clock menu more-arrow no yes mobile

Filed under:

San Francisco’s most and least expensive homes this week

Pacific Heights learns to cooperate, while Laguna Heights just drops

Friday is time for the High & the Low, a Curbed column chronicling the most and least expensive homes sold in San Francisco in the last seven days. Here’s this week’s pageant of extremes.

Realtor Neil Bassi called 2298 Pacific an “esteemed co-op” in the ad for unit #7, a three-bed, two-and-a-half bath hideaway that listed in September.

“The building is detached on four sides,” Bassi noted, cranking up the natural light and the Pac Heights views.

Indeed, it turns out that it’s a little unusual for a building like this to stand so prominent and independent, as its architect, Edward Eyestone Young, made his bones in the city mostly by designing clusters of buildings.

“Edward Young’s output was truly prolific, with almost 600 residential buildings designed, many in interesting groups of two, three, or four adjacent to each other,” realtor David Parry wrote of the early 20th century architect in 2002.

California, Buchanan, and Jackson Streets all feature Young designs side by side or sometimes even facing each other from across the way, as if he built them in litters.

The jaunty confidence of 2298 Jackson and its brick face seems to have transferred over into its market ambitions, leading to a mammoth $6.95 million asking price. Which the place has now beaten, selling this week for over $7.32 million.

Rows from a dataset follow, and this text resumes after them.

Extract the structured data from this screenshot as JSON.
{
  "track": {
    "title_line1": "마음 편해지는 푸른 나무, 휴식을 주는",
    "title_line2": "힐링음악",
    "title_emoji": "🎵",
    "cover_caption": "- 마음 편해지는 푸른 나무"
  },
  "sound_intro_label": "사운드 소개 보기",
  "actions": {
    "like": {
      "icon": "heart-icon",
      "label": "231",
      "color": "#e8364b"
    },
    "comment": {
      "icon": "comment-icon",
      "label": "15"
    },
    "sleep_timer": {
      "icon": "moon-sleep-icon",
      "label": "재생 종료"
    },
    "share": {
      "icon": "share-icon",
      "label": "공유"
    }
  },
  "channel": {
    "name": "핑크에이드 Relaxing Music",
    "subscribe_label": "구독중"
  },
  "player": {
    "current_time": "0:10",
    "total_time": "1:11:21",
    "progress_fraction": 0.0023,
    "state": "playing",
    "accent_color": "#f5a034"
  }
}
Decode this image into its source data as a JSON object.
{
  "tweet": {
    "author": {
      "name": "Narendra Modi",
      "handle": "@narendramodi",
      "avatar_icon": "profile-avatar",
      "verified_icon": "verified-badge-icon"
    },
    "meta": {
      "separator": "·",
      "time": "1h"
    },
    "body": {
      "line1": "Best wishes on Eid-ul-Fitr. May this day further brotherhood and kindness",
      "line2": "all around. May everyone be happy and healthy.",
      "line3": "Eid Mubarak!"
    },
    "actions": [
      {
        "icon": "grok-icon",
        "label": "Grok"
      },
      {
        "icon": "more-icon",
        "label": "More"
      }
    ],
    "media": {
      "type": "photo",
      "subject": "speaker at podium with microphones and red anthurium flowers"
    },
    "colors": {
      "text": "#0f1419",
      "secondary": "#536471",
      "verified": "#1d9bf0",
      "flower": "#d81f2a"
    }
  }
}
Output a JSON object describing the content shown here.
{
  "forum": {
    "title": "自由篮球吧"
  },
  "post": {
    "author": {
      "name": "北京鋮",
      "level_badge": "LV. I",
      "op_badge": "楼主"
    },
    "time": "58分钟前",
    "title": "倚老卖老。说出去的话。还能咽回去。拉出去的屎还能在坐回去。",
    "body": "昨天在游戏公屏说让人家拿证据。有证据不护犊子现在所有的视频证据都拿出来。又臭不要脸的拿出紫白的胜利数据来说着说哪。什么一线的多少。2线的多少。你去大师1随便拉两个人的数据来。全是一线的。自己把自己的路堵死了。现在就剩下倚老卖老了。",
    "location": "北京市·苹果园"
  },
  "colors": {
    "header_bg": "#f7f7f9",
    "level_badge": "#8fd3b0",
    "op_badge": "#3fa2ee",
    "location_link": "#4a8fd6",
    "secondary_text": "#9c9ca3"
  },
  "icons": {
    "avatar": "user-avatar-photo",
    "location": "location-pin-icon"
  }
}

Courtesy Neil Bassi

On the shorter end of the scale, the week’s least expensive home (not counting some BMR sales) asked for less, and in the end got it.

The co-op building at 1305 Laguna in Laguna Heights—just south of Japantown—featured a one-bed, one-bath number two apartment that listed for just $470,000 in late August. That is, of course, a lot of cash for a home advertised at less than 600 square feet, but any San Francisco listing gunning for less than half a million may raise eyebrows in 2017.

“A central location for an affordable price,” noted realtor Jana Farrell. It may well have been, but not enough for some buyers, it seems, as the final price this week was actually $370,000, a discount of a hundred grand.

That’s quite a take for a lucky buyer, and maybe a shot in the arm for the confidence of anyone hoping to luck into a home sweet home bargain of their own.